The data must be written out once more, precisely as given.

• **Available data**:
*** Block opens ***

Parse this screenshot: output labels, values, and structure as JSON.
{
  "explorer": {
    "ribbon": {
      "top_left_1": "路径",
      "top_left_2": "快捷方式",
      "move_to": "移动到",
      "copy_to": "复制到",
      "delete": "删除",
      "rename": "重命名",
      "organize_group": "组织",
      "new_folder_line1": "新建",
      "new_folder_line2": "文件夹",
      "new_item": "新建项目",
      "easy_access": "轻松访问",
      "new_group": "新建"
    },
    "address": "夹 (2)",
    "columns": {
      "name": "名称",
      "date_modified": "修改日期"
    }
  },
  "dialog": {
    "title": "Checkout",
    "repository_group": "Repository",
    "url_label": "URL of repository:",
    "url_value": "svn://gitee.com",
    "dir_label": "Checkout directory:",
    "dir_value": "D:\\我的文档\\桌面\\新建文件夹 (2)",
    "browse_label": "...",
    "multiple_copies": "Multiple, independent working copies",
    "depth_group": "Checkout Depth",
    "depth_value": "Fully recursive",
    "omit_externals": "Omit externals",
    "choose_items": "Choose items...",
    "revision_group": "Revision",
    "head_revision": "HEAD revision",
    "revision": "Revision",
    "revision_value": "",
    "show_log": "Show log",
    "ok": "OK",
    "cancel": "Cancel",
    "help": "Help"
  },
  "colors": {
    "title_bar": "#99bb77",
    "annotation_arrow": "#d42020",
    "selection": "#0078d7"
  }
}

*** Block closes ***

• **Task response**:
Parse this screenshot: output labels, values, and structure as JSON.
{
  "explorer": {
    "ribbon": {
      "top_left_1": "路径",
      "top_left_2": "快捷方式",
      "move_to": "移动到",
      "copy_to": "复制到",
      "delete": "删除",
      "rename": "重命名",
      "organize_group": "组织",
      "new_folder_line1": "新建",
      "new_folder_line2": "文件夹",
      "new_item": "新建项目",
      "easy_access": "轻松访问",
      "new_group": "新建"
    },
    "address": "夹 (2)",
    "columns": {
      "name": "名称",
      "date_modified": "修改日期"
    }
  },
  "dialog": {
    "title": "Checkout",
    "repository_group": "Repository",
    "url_label": "URL of repository:",
    "url_value": "svn://gitee.com",
    "dir_label": "Checkout directory:",
    "dir_value": "D:\\我的文档\\桌面\\新建文件夹 (2)",
    "browse_label": "...",
    "multiple_copies": "Multiple, independent working copies",
    "depth_group": "Checkout Depth",
    "depth_value": "Fully recursive",
    "omit_externals": "Omit externals",
    "choose_items": "Choose items...",
    "revision_group": "Revision",
    "head_revision": "HEAD revision",
    "revision": "Revision",
    "revision_value": "",
    "show_log": "Show log",
    "ok": "OK",
    "cancel": "Cancel",
    "help": "Help"
  },
  "colors": {
    "title_bar": "#99bb77",
    "annotation_arrow": "#d42020",
    "selection": "#0078d7"
  }
}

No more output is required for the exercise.